- Your goal:
Check each line of the entries. Copy the ones that contain the string "product".
============================================================
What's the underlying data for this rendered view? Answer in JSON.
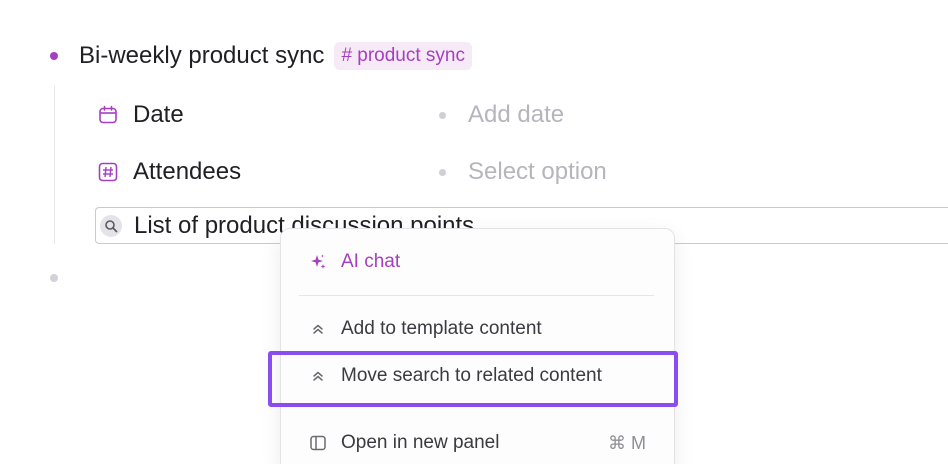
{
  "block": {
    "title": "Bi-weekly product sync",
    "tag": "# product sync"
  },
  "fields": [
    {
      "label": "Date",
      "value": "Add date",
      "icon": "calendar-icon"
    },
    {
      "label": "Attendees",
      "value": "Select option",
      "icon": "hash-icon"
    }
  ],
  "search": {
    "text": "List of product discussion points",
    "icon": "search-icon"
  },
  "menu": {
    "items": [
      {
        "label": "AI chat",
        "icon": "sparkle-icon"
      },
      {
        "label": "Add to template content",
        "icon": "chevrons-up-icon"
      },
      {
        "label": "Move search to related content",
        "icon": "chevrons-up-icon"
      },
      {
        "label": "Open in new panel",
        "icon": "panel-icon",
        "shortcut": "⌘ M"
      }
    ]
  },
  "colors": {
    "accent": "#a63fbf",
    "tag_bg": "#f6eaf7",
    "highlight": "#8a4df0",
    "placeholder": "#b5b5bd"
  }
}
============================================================
- Final answer:
    "title": "Bi-weekly product sync",
    "tag": "# product sync"
    "text": "List of product discussion points",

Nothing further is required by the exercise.